--- Task data Enclosed Below ---

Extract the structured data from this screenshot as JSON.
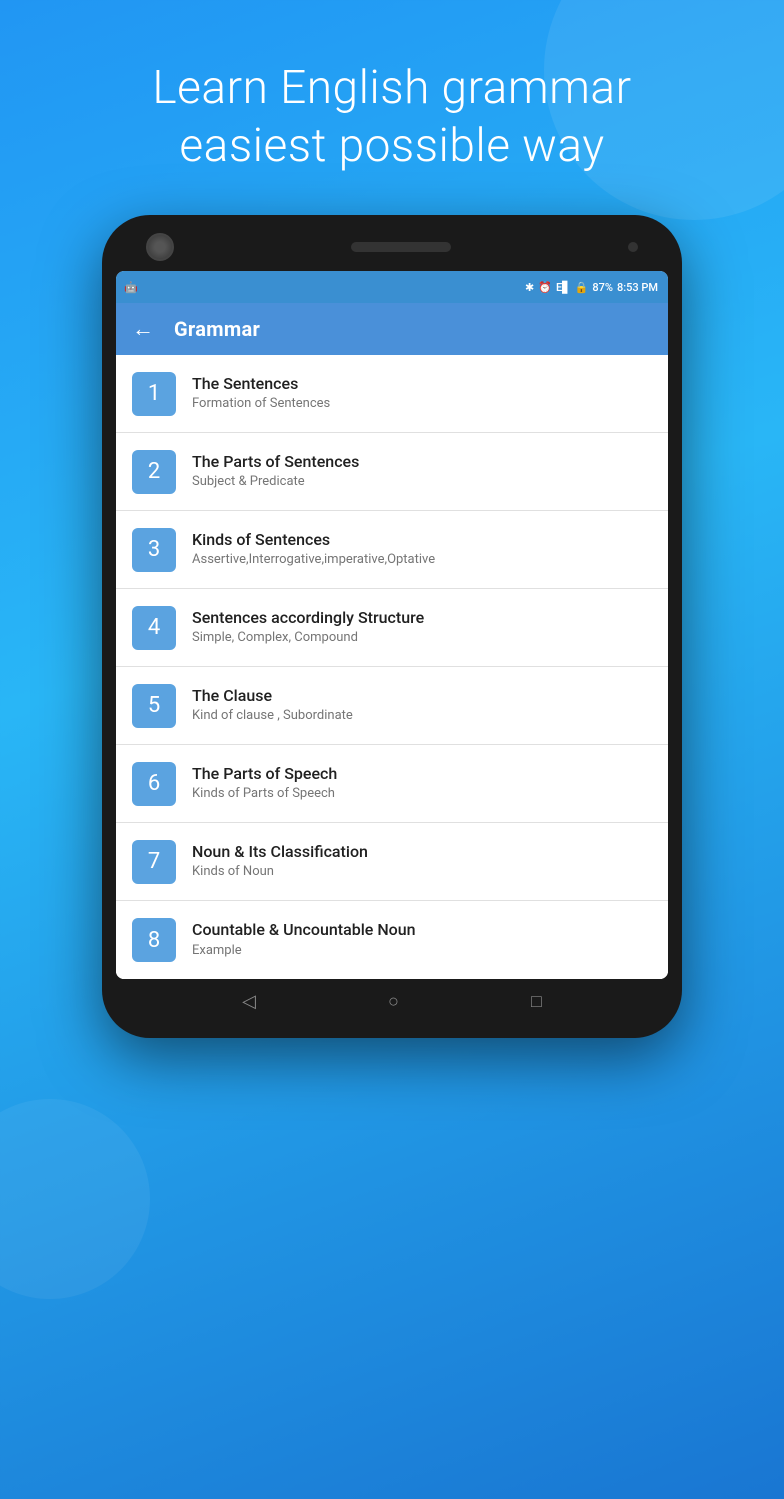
{
  "hero": {
    "line1": "Learn English grammar",
    "line2": "easiest possible way"
  },
  "status_bar": {
    "battery_percent": "87%",
    "time": "8:53 PM"
  },
  "app_bar": {
    "back_label": "←",
    "title": "Grammar"
  },
  "list_items": [
    {
      "number": "1",
      "title": "The Sentences",
      "subtitle": "Formation of Sentences"
    },
    {
      "number": "2",
      "title": "The Parts of Sentences",
      "subtitle": "Subject & Predicate"
    },
    {
      "number": "3",
      "title": "Kinds of Sentences",
      "subtitle": "Assertive,Interrogative,imperative,Optative"
    },
    {
      "number": "4",
      "title": "Sentences accordingly Structure",
      "subtitle": "Simple, Complex, Compound"
    },
    {
      "number": "5",
      "title": "The Clause",
      "subtitle": "Kind of clause , Subordinate"
    },
    {
      "number": "6",
      "title": "The Parts of Speech",
      "subtitle": "Kinds of Parts of Speech"
    },
    {
      "number": "7",
      "title": "Noun & Its Classification",
      "subtitle": "Kinds of Noun"
    },
    {
      "number": "8",
      "title": "Countable & Uncountable Noun",
      "subtitle": "Example"
    }
  ]
}
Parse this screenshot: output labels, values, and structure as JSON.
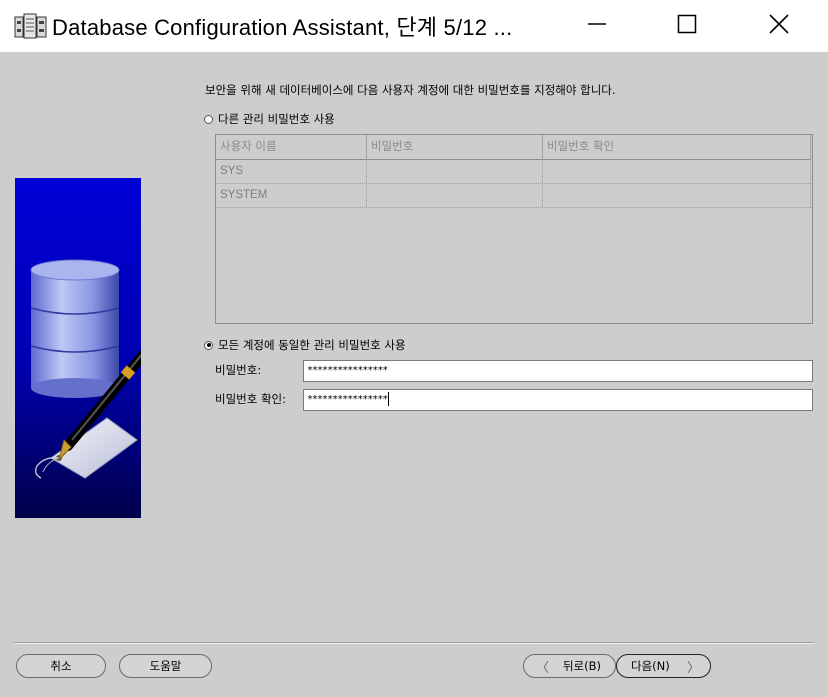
{
  "window": {
    "title": "Database Configuration Assistant, 단계 5/12 ..."
  },
  "content": {
    "instruction": "보안을 위해 새 데이터베이스에 다음 사용자 계정에 대한 비밀번호를 지정해야 합니다.",
    "radio_other": {
      "label": "다른 관리 비밀번호 사용",
      "checked": false
    },
    "table": {
      "columns": [
        "사용자 이름",
        "비밀번호",
        "비밀번호 확인"
      ],
      "rows": [
        [
          "SYS",
          "",
          ""
        ],
        [
          "SYSTEM",
          "",
          ""
        ]
      ]
    },
    "radio_same": {
      "label": "모든 계정에 동일한 관리 비밀번호 사용",
      "checked": true
    },
    "password_label": "비밀번호:",
    "password_value": "****************",
    "confirm_label": "비밀번호 확인:",
    "confirm_value": "****************"
  },
  "buttons": {
    "cancel": "취소",
    "help": "도움말",
    "back": "뒤로(B)",
    "next": "다음(N)"
  },
  "icons": {
    "app": "database-app-icon",
    "minimize": "minimize-icon",
    "maximize": "maximize-icon",
    "close": "close-icon",
    "back_chevron": "chevron-left-icon",
    "next_chevron": "chevron-right-icon",
    "side_image": "database-pen-illustration"
  },
  "colors": {
    "dialog_bg": "#cdcdcd",
    "side_image_blue": "#0000c8"
  }
}
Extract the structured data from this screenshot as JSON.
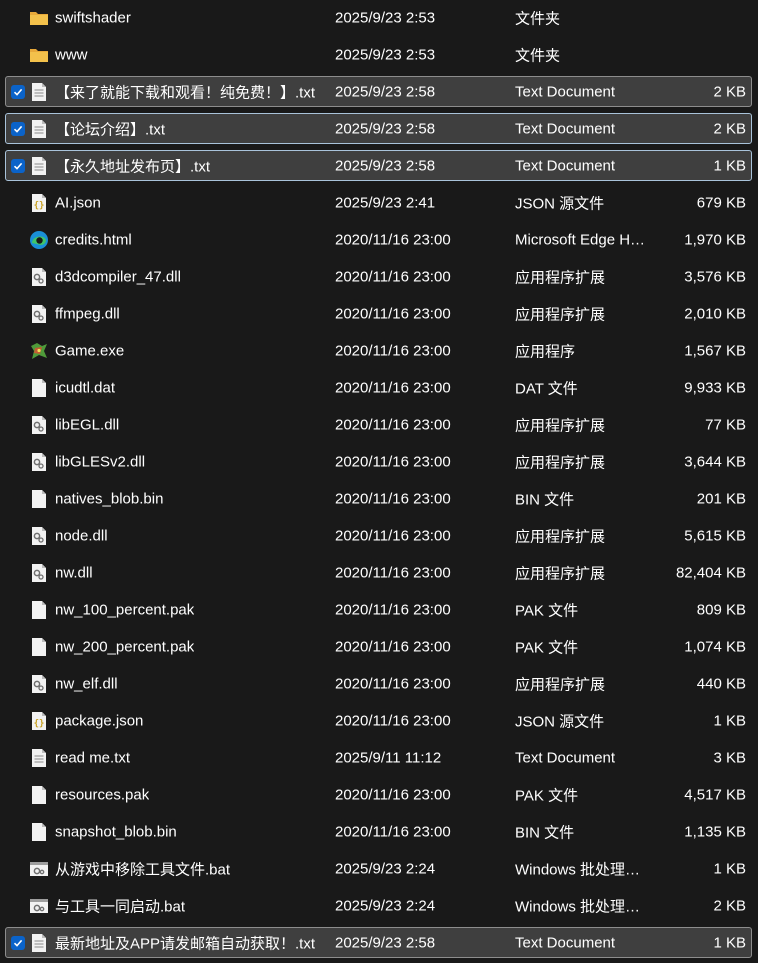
{
  "colors": {
    "background": "#191919",
    "selected_row": "#3f3f3f",
    "selection_border": "#8d8d8d",
    "checkbox": "#0b63c9",
    "folder": "#f3c14b",
    "text": "#ffffff"
  },
  "files": [
    {
      "name": "swiftshader",
      "date": "2025/9/23 2:53",
      "type": "文件夹",
      "size": "",
      "icon": "folder-icon",
      "selected": false
    },
    {
      "name": "www",
      "date": "2025/9/23 2:53",
      "type": "文件夹",
      "size": "",
      "icon": "folder-icon",
      "selected": false
    },
    {
      "name": "【来了就能下载和观看！纯免费！】.txt",
      "date": "2025/9/23 2:58",
      "type": "Text Document",
      "size": "2 KB",
      "icon": "text-file-icon",
      "selected": true
    },
    {
      "name": "【论坛介绍】.txt",
      "date": "2025/9/23 2:58",
      "type": "Text Document",
      "size": "2 KB",
      "icon": "text-file-icon",
      "selected": true,
      "focused": true
    },
    {
      "name": "【永久地址发布页】.txt",
      "date": "2025/9/23 2:58",
      "type": "Text Document",
      "size": "1 KB",
      "icon": "text-file-icon",
      "selected": true,
      "focused": true
    },
    {
      "name": "AI.json",
      "date": "2025/9/23 2:41",
      "type": "JSON 源文件",
      "size": "679 KB",
      "icon": "json-file-icon",
      "selected": false
    },
    {
      "name": "credits.html",
      "date": "2020/11/16 23:00",
      "type": "Microsoft Edge HTML Document",
      "size": "1,970 KB",
      "icon": "edge-icon",
      "selected": false
    },
    {
      "name": "d3dcompiler_47.dll",
      "date": "2020/11/16 23:00",
      "type": "应用程序扩展",
      "size": "3,576 KB",
      "icon": "dll-file-icon",
      "selected": false
    },
    {
      "name": "ffmpeg.dll",
      "date": "2020/11/16 23:00",
      "type": "应用程序扩展",
      "size": "2,010 KB",
      "icon": "dll-file-icon",
      "selected": false
    },
    {
      "name": "Game.exe",
      "date": "2020/11/16 23:00",
      "type": "应用程序",
      "size": "1,567 KB",
      "icon": "game-exe-icon",
      "selected": false
    },
    {
      "name": "icudtl.dat",
      "date": "2020/11/16 23:00",
      "type": "DAT 文件",
      "size": "9,933 KB",
      "icon": "blank-file-icon",
      "selected": false
    },
    {
      "name": "libEGL.dll",
      "date": "2020/11/16 23:00",
      "type": "应用程序扩展",
      "size": "77 KB",
      "icon": "dll-file-icon",
      "selected": false
    },
    {
      "name": "libGLESv2.dll",
      "date": "2020/11/16 23:00",
      "type": "应用程序扩展",
      "size": "3,644 KB",
      "icon": "dll-file-icon",
      "selected": false
    },
    {
      "name": "natives_blob.bin",
      "date": "2020/11/16 23:00",
      "type": "BIN 文件",
      "size": "201 KB",
      "icon": "blank-file-icon",
      "selected": false
    },
    {
      "name": "node.dll",
      "date": "2020/11/16 23:00",
      "type": "应用程序扩展",
      "size": "5,615 KB",
      "icon": "dll-file-icon",
      "selected": false
    },
    {
      "name": "nw.dll",
      "date": "2020/11/16 23:00",
      "type": "应用程序扩展",
      "size": "82,404 KB",
      "icon": "dll-file-icon",
      "selected": false
    },
    {
      "name": "nw_100_percent.pak",
      "date": "2020/11/16 23:00",
      "type": "PAK 文件",
      "size": "809 KB",
      "icon": "blank-file-icon",
      "selected": false
    },
    {
      "name": "nw_200_percent.pak",
      "date": "2020/11/16 23:00",
      "type": "PAK 文件",
      "size": "1,074 KB",
      "icon": "blank-file-icon",
      "selected": false
    },
    {
      "name": "nw_elf.dll",
      "date": "2020/11/16 23:00",
      "type": "应用程序扩展",
      "size": "440 KB",
      "icon": "dll-file-icon",
      "selected": false
    },
    {
      "name": "package.json",
      "date": "2020/11/16 23:00",
      "type": "JSON 源文件",
      "size": "1 KB",
      "icon": "json-file-icon",
      "selected": false
    },
    {
      "name": "read me.txt",
      "date": "2025/9/11 11:12",
      "type": "Text Document",
      "size": "3 KB",
      "icon": "text-file-icon",
      "selected": false
    },
    {
      "name": "resources.pak",
      "date": "2020/11/16 23:00",
      "type": "PAK 文件",
      "size": "4,517 KB",
      "icon": "blank-file-icon",
      "selected": false
    },
    {
      "name": "snapshot_blob.bin",
      "date": "2020/11/16 23:00",
      "type": "BIN 文件",
      "size": "1,135 KB",
      "icon": "blank-file-icon",
      "selected": false
    },
    {
      "name": "从游戏中移除工具文件.bat",
      "date": "2025/9/23 2:24",
      "type": "Windows 批处理文件",
      "size": "1 KB",
      "icon": "batch-file-icon",
      "selected": false
    },
    {
      "name": "与工具一同启动.bat",
      "date": "2025/9/23 2:24",
      "type": "Windows 批处理文件",
      "size": "2 KB",
      "icon": "batch-file-icon",
      "selected": false
    },
    {
      "name": "最新地址及APP请发邮箱自动获取！.txt",
      "date": "2025/9/23 2:58",
      "type": "Text Document",
      "size": "1 KB",
      "icon": "text-file-icon",
      "selected": true
    }
  ]
}
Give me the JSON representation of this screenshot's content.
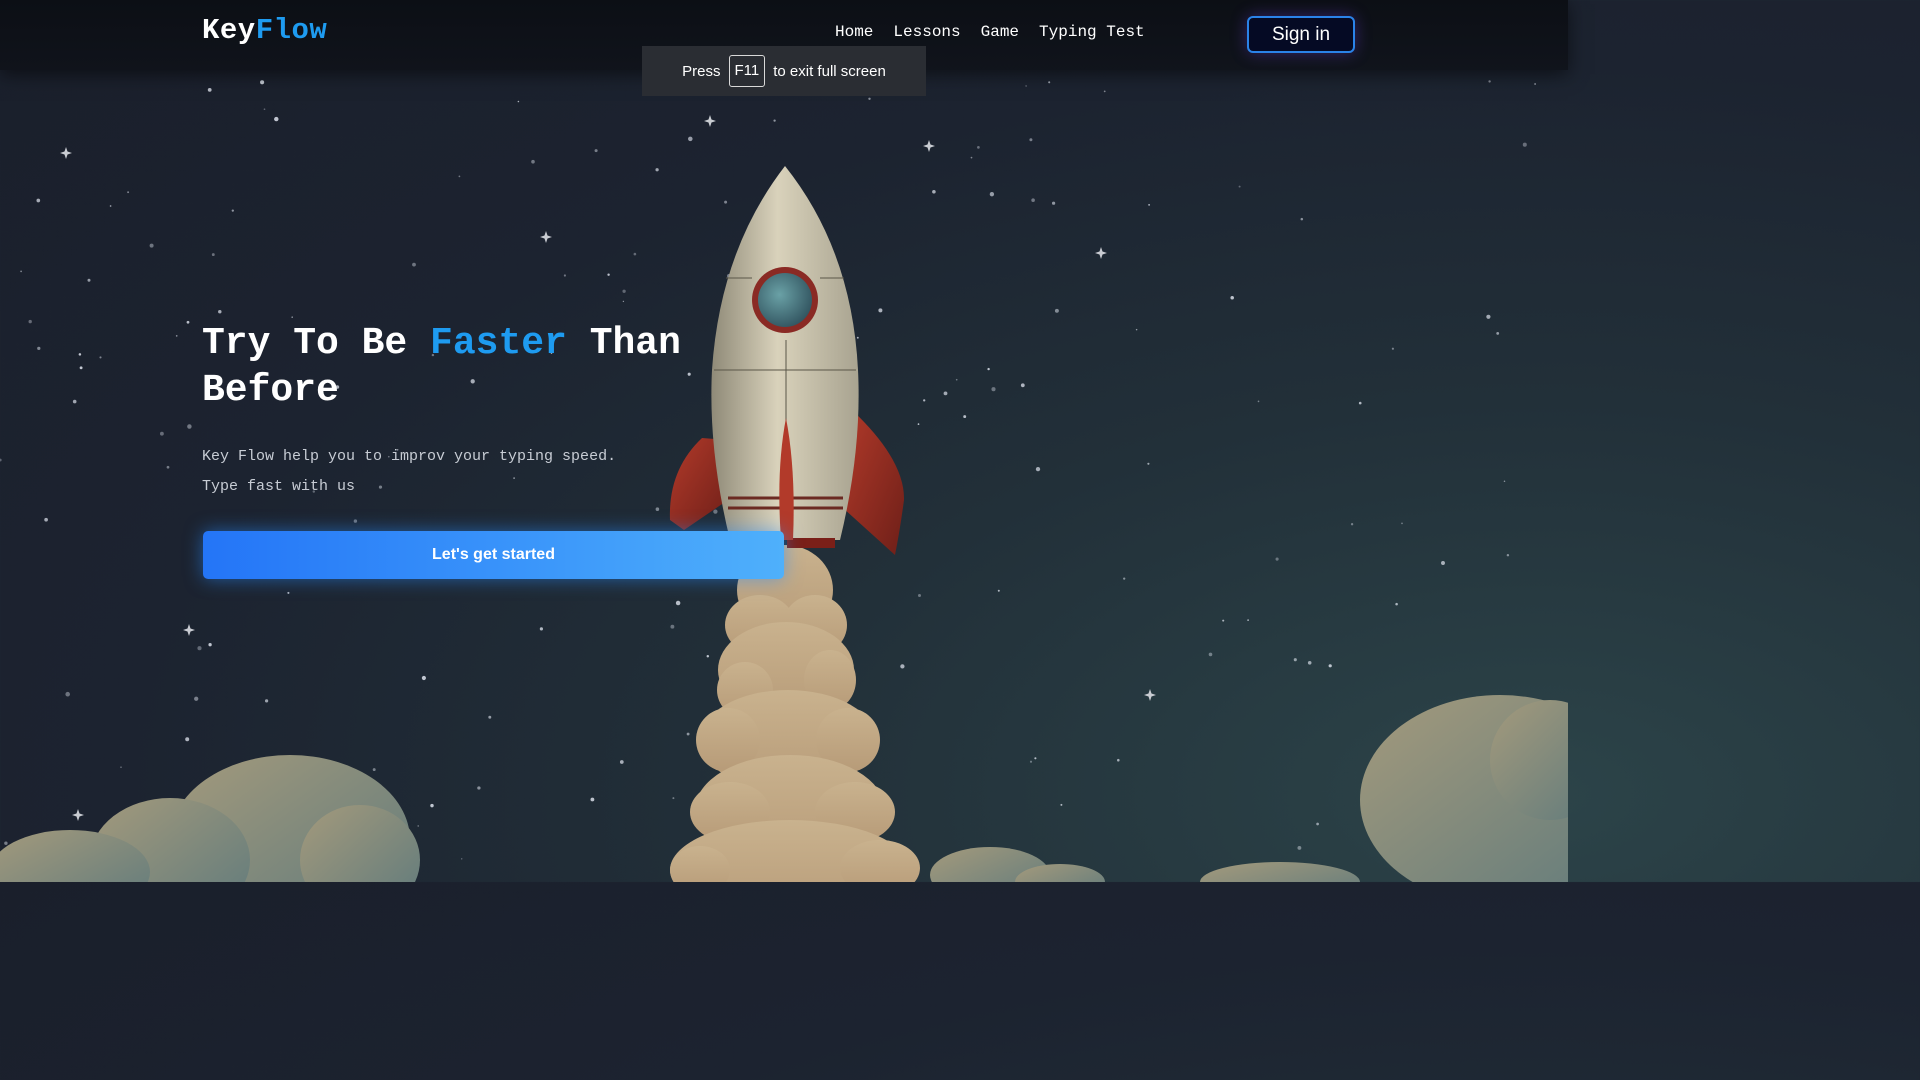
{
  "brand": {
    "part1": "Key",
    "part2": "Flow"
  },
  "nav": {
    "items": [
      {
        "label": "Home"
      },
      {
        "label": "Lessons"
      },
      {
        "label": "Game"
      },
      {
        "label": "Typing Test"
      }
    ],
    "signin_label": "Sign in"
  },
  "fullscreen_notice": {
    "before": "Press",
    "key": "F11",
    "after": "to exit full screen"
  },
  "hero": {
    "title_part1": "Try To Be",
    "title_accent": "Faster",
    "title_part2": "Than Before",
    "subtitle_line1": "Key Flow help you to improv your typing speed.",
    "subtitle_line2": "Type fast with us",
    "cta_label": "Let's get started"
  },
  "colors": {
    "accent": "#1e9bf0",
    "cta": "#2f86f8",
    "background": "#1c2330"
  },
  "icons": {
    "illustration": "rocket-launch-illustration"
  }
}
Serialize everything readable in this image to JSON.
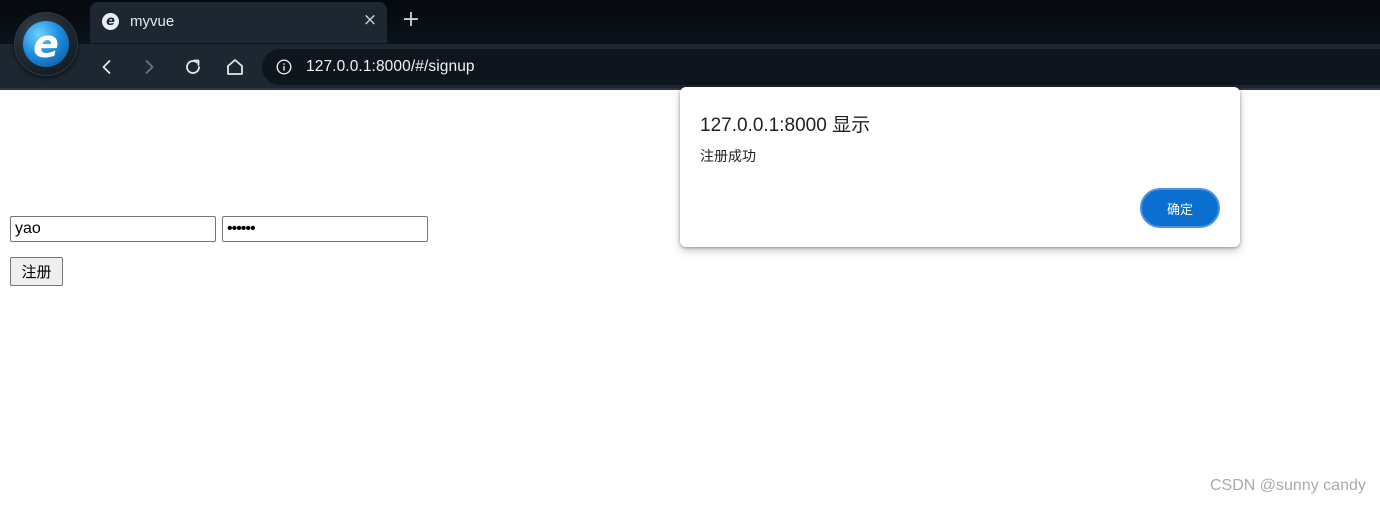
{
  "browser": {
    "tab": {
      "title": "myvue",
      "close_glyph": "×",
      "favicon_glyph": "e"
    },
    "new_tab_glyph": "+",
    "logo_glyph": "e",
    "address_bar": {
      "url": "127.0.0.1:8000/#/signup"
    },
    "icons": {
      "back": "back-arrow-icon",
      "forward": "forward-arrow-icon",
      "reload": "reload-icon",
      "home": "home-icon",
      "site_info": "info-icon"
    }
  },
  "form": {
    "username_value": "yao",
    "password_value": "••••••",
    "submit_label": "注册"
  },
  "alert": {
    "title": "127.0.0.1:8000 显示",
    "message": "注册成功",
    "ok_label": "确定",
    "ok_color": "#0b6fd0"
  },
  "watermark": "CSDN @sunny candy"
}
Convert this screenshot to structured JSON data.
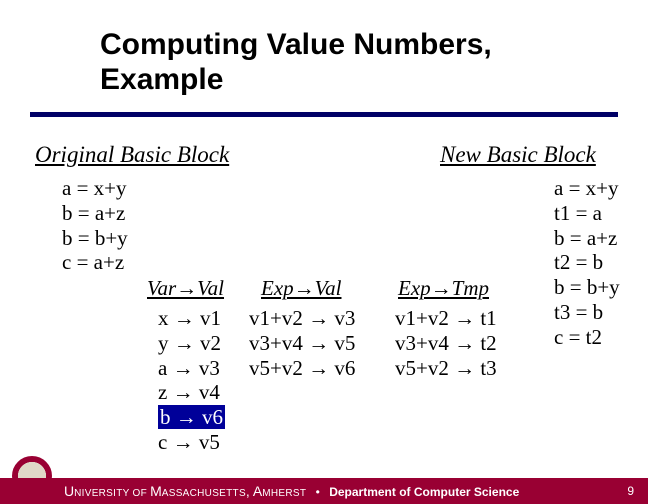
{
  "title": "Computing Value Numbers, Example",
  "headings": {
    "original": "Original Basic Block",
    "new_block": "New Basic Block",
    "varval": "Var→Val",
    "expval": "Exp→Val",
    "exptmp": "Exp→Tmp"
  },
  "original_block": [
    "a = x+y",
    "b = a+z",
    "b = b+y",
    "c = a+z"
  ],
  "new_block": [
    "a = x+y",
    "t1 = a",
    "b = a+z",
    "t2 = b",
    "b = b+y",
    "t3 = b",
    "c = t2"
  ],
  "varval": [
    {
      "text": "x → v1",
      "hl": false
    },
    {
      "text": "y → v2",
      "hl": false
    },
    {
      "text": "a → v3",
      "hl": false
    },
    {
      "text": "z → v4",
      "hl": false
    },
    {
      "text": "b → v6",
      "hl": true
    },
    {
      "text": "c → v5",
      "hl": false
    }
  ],
  "expval": [
    "v1+v2 → v3",
    "v3+v4 → v5",
    "v5+v2 → v6"
  ],
  "exptmp": [
    "v1+v2 → t1",
    "v3+v4 → t2",
    "v5+v2 → t3"
  ],
  "footer": {
    "univ_lead": "U",
    "univ_rest": "NIVERSITY OF ",
    "mass_lead": "M",
    "mass_rest": "ASSACHUSETTS",
    "amh_lead": ", A",
    "amh_rest": "MHERST",
    "dot": "•",
    "dept": "Department of Computer Science"
  },
  "page": "9"
}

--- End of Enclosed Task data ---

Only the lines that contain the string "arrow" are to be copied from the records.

      "back": "back-arrow-icon",
      "forward": "forward-arrow-icon",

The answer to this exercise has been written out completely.